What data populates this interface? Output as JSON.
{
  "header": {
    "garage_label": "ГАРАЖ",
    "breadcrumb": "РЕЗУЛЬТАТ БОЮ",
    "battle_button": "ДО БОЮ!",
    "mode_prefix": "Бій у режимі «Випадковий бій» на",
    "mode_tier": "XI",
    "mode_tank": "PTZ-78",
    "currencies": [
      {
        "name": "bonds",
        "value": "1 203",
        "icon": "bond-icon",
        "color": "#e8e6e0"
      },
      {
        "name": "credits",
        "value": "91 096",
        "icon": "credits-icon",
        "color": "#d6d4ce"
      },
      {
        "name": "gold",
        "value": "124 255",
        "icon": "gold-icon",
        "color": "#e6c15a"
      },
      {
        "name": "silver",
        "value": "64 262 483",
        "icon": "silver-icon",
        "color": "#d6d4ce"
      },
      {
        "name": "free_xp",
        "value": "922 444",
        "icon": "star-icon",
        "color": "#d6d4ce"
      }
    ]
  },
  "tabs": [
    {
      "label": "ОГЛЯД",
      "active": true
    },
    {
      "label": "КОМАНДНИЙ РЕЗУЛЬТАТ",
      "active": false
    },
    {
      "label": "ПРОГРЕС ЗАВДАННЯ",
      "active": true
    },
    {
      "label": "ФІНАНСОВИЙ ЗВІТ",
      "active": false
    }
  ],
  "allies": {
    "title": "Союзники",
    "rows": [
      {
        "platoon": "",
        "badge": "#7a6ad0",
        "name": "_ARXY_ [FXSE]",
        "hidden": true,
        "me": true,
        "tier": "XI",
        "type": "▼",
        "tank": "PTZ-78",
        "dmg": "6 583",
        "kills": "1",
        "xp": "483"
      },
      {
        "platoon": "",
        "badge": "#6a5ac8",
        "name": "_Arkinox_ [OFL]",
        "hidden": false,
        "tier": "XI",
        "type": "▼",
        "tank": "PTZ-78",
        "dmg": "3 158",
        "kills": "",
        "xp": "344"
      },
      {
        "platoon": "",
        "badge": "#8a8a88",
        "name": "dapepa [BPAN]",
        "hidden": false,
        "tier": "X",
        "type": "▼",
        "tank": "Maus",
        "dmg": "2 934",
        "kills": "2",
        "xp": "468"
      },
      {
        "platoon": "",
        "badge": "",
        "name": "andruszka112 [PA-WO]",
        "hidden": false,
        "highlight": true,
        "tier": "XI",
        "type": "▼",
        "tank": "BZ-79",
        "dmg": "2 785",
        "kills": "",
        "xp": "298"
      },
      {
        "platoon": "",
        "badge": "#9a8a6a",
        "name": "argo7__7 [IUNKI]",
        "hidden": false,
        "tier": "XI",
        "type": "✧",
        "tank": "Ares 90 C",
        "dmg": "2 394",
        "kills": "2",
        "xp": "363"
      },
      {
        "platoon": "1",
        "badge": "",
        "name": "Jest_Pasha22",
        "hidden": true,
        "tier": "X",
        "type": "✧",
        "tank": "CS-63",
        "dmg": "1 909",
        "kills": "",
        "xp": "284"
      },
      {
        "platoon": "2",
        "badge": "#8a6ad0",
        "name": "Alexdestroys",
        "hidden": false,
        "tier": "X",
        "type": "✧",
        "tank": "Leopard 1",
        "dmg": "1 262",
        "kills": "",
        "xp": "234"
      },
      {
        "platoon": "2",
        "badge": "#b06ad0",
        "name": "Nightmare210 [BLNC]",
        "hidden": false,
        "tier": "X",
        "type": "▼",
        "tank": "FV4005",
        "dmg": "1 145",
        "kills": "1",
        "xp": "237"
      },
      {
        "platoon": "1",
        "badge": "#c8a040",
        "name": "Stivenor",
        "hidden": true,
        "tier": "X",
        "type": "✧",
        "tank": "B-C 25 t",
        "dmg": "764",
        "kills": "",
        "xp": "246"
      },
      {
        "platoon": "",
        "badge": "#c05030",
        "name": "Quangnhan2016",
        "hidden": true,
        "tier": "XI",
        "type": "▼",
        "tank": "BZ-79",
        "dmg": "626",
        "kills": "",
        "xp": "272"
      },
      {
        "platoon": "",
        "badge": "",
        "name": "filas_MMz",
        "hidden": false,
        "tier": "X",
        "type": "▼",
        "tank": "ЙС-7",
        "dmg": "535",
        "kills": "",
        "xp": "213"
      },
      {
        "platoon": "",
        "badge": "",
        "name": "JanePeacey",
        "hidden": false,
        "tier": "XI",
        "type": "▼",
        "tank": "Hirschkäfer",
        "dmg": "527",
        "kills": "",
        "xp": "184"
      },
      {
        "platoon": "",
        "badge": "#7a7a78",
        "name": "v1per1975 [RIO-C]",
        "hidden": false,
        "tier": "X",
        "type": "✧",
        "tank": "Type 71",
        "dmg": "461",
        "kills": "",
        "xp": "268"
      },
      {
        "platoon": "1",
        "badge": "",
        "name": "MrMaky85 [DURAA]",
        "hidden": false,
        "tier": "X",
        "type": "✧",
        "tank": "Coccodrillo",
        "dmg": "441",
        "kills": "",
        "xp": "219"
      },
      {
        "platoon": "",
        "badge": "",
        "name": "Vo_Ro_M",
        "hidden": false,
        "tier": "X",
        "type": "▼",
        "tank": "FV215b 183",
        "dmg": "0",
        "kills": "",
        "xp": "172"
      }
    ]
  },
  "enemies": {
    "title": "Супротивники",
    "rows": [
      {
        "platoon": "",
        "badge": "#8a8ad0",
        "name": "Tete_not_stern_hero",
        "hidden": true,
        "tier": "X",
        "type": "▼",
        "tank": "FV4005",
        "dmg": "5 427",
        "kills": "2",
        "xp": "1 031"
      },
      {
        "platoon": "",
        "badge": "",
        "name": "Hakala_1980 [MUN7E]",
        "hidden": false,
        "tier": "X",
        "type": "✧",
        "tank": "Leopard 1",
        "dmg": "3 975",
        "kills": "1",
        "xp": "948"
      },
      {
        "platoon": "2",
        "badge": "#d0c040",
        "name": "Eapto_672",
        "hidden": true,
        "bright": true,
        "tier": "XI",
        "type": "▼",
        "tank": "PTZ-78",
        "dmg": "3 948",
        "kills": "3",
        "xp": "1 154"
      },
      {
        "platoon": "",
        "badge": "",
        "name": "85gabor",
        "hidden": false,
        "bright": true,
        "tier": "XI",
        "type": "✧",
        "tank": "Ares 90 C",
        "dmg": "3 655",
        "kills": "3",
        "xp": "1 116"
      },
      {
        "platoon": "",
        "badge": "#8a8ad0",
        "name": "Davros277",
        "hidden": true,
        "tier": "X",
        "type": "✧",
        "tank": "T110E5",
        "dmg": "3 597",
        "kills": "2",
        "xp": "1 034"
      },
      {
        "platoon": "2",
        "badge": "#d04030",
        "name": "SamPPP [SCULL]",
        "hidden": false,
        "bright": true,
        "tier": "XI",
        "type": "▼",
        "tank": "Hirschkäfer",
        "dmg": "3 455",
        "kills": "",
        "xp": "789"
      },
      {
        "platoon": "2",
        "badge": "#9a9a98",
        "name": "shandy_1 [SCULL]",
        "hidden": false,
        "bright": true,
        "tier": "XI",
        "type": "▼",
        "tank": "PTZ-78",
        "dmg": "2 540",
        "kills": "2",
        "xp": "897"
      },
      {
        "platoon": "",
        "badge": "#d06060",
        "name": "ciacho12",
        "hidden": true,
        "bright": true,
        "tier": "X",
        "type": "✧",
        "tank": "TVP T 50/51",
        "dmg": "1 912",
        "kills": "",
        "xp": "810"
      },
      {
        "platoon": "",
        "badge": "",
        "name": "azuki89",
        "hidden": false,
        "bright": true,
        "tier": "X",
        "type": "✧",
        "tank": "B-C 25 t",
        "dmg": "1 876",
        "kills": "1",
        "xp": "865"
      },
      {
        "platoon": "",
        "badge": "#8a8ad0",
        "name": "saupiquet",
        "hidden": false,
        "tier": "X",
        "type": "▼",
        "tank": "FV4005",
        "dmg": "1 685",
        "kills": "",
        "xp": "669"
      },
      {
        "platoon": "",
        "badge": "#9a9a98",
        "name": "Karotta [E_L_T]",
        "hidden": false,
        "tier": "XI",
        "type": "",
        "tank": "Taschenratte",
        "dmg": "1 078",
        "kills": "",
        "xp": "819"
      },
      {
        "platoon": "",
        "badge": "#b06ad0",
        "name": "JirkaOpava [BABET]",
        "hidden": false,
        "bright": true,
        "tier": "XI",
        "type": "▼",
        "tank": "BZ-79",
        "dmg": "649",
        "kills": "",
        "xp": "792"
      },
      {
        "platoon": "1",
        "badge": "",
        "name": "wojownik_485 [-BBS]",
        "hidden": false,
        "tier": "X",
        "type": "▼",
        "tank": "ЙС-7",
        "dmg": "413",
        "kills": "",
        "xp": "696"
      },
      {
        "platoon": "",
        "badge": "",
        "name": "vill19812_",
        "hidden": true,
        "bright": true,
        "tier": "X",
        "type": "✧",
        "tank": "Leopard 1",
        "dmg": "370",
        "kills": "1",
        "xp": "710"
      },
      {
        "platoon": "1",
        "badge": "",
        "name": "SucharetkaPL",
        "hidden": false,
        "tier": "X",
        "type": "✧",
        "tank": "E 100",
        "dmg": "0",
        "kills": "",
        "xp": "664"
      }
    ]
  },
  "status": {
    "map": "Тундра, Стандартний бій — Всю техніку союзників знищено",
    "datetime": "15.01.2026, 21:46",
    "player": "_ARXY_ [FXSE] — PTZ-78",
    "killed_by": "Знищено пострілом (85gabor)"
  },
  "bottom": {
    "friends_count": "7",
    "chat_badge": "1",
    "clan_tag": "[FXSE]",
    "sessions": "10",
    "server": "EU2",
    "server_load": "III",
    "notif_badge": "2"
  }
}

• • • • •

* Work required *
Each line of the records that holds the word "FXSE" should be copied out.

* Output of the exercise *
        "name": "_ARXY_ [FXSE]",
    "player": "_ARXY_ [FXSE] — PTZ-78",
    "clan_tag": "[FXSE]",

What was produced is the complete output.